Problem details
Look through the entries below for the string "Relationship", and copy each line where it is found.
[Supplied entries Boundary: Start]
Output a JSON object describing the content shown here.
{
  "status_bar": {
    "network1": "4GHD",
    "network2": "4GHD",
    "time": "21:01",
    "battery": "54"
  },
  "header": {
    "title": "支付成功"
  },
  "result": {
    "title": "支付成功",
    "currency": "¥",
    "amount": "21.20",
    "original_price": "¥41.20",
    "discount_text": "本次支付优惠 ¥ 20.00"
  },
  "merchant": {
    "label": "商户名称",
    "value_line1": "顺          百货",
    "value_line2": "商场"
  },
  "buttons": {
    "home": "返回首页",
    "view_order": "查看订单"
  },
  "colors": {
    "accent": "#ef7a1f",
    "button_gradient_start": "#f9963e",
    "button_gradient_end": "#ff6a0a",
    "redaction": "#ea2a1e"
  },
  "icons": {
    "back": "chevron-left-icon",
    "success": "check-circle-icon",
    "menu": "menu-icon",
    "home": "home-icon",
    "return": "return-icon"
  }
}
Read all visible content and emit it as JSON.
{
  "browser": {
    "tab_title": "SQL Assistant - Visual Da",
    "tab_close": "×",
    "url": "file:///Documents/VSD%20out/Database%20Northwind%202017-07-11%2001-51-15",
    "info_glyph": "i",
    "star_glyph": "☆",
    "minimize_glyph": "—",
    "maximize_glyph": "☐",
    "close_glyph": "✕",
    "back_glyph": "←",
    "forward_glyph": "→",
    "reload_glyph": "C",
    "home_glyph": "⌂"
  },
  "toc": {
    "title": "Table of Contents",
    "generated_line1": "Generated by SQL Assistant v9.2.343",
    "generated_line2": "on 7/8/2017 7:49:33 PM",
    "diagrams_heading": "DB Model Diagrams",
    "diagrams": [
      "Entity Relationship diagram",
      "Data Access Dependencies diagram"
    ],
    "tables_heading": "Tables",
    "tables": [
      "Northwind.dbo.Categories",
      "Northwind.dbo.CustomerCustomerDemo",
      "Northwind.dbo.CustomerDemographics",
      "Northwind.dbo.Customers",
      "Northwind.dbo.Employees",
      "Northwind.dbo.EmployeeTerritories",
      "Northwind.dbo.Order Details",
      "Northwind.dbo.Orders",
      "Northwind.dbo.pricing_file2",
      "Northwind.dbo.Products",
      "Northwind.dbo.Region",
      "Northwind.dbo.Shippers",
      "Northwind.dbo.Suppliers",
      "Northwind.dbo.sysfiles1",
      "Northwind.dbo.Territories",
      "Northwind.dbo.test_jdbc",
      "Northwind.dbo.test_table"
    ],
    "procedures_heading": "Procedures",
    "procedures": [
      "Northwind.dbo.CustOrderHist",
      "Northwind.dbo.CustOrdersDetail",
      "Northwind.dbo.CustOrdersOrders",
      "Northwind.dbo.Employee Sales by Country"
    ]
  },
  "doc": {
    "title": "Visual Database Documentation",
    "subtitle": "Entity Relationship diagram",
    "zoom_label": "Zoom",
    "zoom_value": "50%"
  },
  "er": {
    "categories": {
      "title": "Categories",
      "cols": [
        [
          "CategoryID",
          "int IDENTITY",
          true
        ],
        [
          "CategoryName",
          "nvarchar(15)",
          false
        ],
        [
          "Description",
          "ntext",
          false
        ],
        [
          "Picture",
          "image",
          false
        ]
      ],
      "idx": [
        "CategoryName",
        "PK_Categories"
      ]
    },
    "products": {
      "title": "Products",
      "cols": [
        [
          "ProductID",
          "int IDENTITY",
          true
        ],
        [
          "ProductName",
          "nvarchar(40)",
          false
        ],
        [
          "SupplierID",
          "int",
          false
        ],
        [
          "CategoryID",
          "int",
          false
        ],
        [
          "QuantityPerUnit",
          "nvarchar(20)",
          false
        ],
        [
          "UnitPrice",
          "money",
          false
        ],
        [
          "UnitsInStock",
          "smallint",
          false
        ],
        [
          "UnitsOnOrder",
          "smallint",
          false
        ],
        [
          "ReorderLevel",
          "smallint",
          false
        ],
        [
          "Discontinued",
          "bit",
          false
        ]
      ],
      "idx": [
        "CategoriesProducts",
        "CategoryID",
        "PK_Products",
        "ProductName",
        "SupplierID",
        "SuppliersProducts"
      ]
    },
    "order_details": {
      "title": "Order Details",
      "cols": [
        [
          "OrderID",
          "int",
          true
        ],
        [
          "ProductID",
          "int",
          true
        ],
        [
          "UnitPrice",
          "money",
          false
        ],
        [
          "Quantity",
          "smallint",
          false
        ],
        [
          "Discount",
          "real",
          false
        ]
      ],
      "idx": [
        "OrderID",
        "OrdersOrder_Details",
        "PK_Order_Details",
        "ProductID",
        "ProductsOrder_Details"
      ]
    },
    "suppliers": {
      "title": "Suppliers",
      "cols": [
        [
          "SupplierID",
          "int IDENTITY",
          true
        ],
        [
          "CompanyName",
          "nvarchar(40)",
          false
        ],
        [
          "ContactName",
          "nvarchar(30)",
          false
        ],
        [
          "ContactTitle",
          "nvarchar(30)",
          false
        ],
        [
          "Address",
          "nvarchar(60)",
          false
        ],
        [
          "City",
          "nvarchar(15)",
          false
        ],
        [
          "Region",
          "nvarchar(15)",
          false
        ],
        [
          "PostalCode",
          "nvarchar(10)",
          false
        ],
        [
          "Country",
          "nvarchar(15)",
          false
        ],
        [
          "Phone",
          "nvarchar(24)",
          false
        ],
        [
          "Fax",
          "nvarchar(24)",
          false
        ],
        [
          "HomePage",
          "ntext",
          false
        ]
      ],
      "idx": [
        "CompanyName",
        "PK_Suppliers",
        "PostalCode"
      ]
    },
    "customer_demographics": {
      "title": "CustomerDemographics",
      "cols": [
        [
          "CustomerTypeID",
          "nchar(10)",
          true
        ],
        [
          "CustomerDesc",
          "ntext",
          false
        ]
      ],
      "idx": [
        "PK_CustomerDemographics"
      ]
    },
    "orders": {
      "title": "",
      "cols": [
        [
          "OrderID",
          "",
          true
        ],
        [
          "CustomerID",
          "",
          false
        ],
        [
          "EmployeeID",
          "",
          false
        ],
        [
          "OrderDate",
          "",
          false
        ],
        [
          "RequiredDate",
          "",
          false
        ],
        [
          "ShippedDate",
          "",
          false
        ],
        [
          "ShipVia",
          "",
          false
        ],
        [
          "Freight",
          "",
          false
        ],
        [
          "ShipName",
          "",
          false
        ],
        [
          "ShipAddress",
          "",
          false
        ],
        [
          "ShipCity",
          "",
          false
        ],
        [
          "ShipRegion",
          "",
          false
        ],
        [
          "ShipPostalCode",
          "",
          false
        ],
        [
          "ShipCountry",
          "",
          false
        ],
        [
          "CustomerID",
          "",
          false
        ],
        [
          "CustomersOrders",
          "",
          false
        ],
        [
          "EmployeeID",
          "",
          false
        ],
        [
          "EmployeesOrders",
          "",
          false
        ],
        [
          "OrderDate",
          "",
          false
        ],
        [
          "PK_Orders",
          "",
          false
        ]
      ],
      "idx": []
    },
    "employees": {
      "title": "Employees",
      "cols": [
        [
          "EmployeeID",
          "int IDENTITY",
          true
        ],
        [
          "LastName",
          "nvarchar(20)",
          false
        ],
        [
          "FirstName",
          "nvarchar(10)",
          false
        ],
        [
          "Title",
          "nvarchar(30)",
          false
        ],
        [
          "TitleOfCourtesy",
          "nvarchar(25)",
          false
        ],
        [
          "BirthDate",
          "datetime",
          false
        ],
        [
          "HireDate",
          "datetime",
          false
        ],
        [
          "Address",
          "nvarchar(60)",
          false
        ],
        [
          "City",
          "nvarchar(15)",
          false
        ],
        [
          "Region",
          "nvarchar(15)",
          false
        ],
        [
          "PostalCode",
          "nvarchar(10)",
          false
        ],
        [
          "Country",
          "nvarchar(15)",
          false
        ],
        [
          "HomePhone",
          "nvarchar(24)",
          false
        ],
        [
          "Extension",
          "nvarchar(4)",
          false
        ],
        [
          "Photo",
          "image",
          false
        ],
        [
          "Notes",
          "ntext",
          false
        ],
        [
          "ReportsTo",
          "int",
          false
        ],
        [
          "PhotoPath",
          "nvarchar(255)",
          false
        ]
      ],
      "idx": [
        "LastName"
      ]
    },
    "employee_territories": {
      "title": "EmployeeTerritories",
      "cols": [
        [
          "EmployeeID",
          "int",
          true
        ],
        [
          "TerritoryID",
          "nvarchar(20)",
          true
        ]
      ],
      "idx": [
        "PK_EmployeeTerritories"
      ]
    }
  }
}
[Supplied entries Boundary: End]
Exercise output
      "Entity Relationship diagram",
    "subtitle": "Entity Relationship diagram",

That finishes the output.